  • Gayatri Chakravorty Spivak's We Need New Names

    1080 Words  | 5 Pages

    In “Explanation and Culture: Marginalia” of 1979, Gayatri Chakravorty Spivak writes that “the will to explain is a symptom of the desire to have a self and a world. In other words, on the general level, the possibility of explanation carries the supposition of an explainable (if not fully) universe and an explaining (even if imperfectly) subject”. Darling, the main character of “We Need New Names”, tells her life in an attempt to explain a home that never existed in the first place, and the descriptions

  • Erikson's Theory Of Developmental Theories In The Classroom

    1860 Words  | 8 Pages

    INTRODUCTION The aim of this essay is to briefly explain the four major developmental theories and to explain how we can implement these theories in our classrooms to deal with our students.

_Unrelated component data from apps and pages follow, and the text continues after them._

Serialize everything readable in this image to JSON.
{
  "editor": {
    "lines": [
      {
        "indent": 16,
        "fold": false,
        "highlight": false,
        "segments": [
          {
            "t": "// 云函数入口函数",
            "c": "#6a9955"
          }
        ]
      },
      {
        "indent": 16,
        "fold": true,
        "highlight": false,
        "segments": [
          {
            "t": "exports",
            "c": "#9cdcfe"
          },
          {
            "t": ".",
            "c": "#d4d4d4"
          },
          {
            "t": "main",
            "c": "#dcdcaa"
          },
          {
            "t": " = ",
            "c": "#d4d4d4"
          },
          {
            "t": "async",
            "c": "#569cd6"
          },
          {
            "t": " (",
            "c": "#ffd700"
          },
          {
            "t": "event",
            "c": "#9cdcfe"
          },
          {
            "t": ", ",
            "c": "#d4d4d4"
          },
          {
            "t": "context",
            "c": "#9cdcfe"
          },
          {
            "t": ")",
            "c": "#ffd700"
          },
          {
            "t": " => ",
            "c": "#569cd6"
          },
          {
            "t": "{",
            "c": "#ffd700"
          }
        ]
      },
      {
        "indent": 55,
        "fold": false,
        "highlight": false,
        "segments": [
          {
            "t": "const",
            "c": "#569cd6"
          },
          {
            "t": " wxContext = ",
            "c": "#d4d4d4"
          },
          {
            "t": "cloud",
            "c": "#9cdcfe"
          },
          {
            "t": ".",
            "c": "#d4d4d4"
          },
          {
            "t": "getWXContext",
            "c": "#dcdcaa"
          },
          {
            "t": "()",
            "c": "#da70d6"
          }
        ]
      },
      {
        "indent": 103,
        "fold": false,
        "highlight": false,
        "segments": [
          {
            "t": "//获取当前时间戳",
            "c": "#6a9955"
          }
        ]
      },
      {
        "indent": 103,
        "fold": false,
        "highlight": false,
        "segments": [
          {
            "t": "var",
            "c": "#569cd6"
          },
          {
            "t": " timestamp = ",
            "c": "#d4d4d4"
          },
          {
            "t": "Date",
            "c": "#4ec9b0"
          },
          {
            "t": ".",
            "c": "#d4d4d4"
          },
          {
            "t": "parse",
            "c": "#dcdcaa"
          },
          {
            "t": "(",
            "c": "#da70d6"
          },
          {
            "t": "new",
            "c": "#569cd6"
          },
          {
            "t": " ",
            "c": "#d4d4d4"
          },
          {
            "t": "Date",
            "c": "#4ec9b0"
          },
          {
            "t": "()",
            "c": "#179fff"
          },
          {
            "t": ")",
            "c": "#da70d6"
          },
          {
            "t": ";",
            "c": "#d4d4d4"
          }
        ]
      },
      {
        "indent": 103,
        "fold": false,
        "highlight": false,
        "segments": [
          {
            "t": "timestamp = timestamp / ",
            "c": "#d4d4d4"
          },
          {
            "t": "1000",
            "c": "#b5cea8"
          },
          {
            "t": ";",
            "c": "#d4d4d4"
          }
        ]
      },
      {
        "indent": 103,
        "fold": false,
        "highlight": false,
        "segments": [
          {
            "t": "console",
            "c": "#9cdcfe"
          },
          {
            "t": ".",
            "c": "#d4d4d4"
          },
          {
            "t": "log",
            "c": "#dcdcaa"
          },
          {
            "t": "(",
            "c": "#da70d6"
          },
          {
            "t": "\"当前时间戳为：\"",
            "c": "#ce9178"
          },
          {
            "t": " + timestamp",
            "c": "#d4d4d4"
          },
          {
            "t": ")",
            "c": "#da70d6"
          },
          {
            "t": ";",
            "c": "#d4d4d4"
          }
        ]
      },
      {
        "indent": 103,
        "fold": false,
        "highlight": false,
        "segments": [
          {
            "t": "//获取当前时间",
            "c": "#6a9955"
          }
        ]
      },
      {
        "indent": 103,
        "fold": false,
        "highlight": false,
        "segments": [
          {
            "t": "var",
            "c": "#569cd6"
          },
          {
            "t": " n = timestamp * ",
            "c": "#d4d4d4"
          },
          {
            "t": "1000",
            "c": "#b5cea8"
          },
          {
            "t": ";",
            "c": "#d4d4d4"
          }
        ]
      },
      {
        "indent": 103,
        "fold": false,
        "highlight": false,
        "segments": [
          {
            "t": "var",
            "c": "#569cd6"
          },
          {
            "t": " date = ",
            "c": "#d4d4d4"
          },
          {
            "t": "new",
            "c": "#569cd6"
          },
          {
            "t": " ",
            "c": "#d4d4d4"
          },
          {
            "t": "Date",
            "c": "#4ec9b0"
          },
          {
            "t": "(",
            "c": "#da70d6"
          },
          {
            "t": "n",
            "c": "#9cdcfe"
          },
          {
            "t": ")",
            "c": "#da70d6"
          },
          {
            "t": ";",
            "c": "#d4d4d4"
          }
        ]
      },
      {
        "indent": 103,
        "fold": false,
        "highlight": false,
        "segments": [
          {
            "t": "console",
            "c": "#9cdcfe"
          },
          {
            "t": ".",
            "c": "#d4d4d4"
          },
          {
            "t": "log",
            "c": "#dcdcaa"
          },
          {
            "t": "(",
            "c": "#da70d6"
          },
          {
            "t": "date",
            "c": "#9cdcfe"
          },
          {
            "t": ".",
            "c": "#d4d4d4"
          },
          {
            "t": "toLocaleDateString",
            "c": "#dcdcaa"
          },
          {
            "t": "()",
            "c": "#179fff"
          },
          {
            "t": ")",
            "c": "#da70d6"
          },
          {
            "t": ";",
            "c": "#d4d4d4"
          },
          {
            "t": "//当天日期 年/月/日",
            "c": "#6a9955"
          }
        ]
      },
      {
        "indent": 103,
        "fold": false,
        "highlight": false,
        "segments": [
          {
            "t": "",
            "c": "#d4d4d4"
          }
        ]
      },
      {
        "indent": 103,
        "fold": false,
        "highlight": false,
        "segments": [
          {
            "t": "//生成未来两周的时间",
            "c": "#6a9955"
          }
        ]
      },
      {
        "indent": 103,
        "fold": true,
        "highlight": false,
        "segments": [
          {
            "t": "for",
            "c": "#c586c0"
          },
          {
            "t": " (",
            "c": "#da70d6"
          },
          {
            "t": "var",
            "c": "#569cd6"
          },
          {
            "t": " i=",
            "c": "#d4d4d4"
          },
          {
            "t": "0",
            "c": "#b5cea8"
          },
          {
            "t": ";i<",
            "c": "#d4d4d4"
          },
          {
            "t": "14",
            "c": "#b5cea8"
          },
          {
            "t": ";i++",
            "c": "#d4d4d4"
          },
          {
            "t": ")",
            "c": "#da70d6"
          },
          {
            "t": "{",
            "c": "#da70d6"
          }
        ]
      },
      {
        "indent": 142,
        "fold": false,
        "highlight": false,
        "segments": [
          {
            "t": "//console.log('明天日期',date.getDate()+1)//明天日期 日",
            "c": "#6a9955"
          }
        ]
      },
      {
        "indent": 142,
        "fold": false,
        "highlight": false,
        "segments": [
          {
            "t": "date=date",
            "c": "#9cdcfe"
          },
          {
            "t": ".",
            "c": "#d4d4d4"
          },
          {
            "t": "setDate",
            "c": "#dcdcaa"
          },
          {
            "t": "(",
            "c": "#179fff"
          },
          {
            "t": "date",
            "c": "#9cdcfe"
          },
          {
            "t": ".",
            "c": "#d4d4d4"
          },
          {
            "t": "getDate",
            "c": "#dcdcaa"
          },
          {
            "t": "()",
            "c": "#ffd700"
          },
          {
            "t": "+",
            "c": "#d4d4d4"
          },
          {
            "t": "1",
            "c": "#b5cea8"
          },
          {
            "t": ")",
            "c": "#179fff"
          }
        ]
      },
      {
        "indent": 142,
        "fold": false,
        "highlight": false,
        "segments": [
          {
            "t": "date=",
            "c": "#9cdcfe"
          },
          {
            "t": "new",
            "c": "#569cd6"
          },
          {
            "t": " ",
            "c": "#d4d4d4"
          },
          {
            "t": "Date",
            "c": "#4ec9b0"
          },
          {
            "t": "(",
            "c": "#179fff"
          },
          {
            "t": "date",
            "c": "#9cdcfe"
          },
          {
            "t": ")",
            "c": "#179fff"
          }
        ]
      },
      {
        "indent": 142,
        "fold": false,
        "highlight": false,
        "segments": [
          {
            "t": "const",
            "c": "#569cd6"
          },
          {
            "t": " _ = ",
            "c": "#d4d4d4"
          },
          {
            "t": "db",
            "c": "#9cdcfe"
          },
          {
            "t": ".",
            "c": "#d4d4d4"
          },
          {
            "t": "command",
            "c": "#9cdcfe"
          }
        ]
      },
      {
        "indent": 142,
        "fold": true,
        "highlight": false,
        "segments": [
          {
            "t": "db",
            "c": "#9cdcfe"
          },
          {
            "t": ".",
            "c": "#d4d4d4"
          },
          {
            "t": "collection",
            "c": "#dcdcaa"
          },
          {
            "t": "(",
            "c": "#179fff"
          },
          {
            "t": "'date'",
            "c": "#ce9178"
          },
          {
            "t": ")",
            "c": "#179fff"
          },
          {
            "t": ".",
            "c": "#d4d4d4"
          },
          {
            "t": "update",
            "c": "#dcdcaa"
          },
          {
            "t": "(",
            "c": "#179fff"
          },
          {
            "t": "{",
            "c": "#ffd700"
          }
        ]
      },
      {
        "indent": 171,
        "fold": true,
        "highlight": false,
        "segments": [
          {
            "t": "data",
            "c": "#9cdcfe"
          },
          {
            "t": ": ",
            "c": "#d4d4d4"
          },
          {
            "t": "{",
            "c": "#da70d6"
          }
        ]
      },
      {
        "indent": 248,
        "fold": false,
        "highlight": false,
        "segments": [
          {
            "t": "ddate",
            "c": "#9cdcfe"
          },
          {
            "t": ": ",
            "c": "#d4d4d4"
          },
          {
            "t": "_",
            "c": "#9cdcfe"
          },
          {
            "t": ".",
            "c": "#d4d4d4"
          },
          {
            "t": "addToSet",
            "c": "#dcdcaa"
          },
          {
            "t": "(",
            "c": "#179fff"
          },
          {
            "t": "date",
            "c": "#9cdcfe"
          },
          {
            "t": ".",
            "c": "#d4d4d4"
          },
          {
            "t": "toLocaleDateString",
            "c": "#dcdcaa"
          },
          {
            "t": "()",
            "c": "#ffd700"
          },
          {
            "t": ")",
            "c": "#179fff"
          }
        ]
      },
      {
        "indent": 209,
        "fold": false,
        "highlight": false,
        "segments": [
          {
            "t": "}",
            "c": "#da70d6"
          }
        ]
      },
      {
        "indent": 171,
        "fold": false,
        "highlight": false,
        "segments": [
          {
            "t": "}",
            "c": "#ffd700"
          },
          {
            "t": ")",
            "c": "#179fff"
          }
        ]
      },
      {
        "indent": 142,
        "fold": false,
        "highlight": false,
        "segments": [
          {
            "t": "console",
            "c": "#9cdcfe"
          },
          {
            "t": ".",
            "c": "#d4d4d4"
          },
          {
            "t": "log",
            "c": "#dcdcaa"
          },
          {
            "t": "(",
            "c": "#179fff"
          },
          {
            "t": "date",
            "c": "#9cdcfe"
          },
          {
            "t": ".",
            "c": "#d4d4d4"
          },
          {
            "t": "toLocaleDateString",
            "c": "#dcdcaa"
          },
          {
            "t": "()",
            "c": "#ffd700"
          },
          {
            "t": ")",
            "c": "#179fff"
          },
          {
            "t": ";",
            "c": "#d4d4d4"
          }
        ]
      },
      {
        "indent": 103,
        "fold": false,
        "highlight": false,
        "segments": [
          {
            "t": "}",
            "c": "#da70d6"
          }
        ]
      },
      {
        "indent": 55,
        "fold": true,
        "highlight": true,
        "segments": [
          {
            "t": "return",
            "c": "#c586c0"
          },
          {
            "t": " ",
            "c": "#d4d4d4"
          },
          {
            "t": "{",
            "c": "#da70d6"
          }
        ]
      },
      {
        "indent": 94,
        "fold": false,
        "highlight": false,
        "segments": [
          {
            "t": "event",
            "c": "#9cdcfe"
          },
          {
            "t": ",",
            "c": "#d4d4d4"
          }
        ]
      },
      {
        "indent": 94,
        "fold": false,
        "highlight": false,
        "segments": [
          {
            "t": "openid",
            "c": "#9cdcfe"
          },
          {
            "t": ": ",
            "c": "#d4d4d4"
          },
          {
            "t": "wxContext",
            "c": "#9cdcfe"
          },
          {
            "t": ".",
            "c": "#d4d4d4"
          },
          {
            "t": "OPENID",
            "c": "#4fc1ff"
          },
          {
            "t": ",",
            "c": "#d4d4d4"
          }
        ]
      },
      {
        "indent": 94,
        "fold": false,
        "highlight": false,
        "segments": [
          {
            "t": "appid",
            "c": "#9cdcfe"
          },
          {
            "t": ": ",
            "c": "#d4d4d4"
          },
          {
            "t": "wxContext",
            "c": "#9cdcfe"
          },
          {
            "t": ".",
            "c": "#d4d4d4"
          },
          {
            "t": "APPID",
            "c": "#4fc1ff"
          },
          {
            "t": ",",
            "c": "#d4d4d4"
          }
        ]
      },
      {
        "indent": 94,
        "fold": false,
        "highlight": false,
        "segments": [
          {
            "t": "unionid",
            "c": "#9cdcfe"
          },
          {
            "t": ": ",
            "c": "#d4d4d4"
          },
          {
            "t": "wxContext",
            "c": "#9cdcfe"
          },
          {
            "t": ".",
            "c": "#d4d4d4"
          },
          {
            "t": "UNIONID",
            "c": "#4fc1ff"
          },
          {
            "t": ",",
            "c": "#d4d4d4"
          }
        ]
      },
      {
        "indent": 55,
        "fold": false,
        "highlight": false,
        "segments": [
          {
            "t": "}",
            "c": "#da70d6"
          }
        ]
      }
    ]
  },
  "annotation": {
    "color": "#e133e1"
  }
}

The essay has main three parts. A brief introduction of developmental theories is followed by the main body. The main body includes the four theories with a brief summary of each and with some implementations that can be implied in the real world teaching. The essay ends with a conclusion by the summarizing key

  • Strict Parenting

    1008 Words  | 5 Pages

    It is noticeable that different parenting styles are adopted in different families, under the variation, the influence given to the teenagers also vary. Parents varys in their interactions with children along two major dimensions – warmth and demandingness. Warmth means the level of communication and responsiveness between parents and their children, while Demand means the level of strictness from parents towards their children. There are four common types of parenting style: authoritarian: the relationship

  • Benefit Of Global Health Essay

    1053 Words  | 5 Pages

    As a direct result of our chaotic modern lives, we often overlook the multitude of blessings we have been granted. When we grow older, we are quick to disregard how lucky we were to have even made it this far in our lives. We ignore the consistently looming threats to our health as a child; we also forget that our parents were the ones that forcefully bashed the danger as soon as it was in sight. We often take our well-being during our childhood years for granted and neglect the lifetaking incidents

  • The Effects Of Authoritarian Parenting On Children

    793 Words  | 4 Pages

    Life experiences and parenting styles that our parents have been exposed to shape the type of parenting style that they have developed. A theory developed by Baumrind suggests that there are four different styles of parenting which are authoritarian, authoritative, neglectful, and indulgent. In families’ characteristics and teachings are typically passed on from generation to generation and the way that our parents were raised are typically the same way that they will choose to raise us. Typically

  • Foster Child Case Study

    358 Words  | 2 Pages

    Foster Parent One: LaDonna reported that these techniques worked well with their children however understands that not every child will be effective the same way has hers. LaDonna reported that she understands foster children cannot be spanked or witness spanking of a biological child. Foster Parent Two: Jerry also states they now use time outs, positive reinforcement and loss of privileges and believes that this is a better technique. What modifications will you make to individualize the disciplinary

  • Authoritarian Parenting Style Analysis

    607 Words  | 3 Pages

    Oregon State University claims that socialization is the development of the learning and understanding of one’s culture and society, along with the understanding of right from wrong, and the knowledge of values and beliefs (Reed, Leslie). The process of socialization begins during infancy so it is the parent’s or caretakers of the child who have the biggest impact on how the child is socially developed. Parent’s and guardians have the biggest and most important role in how a child is socialized because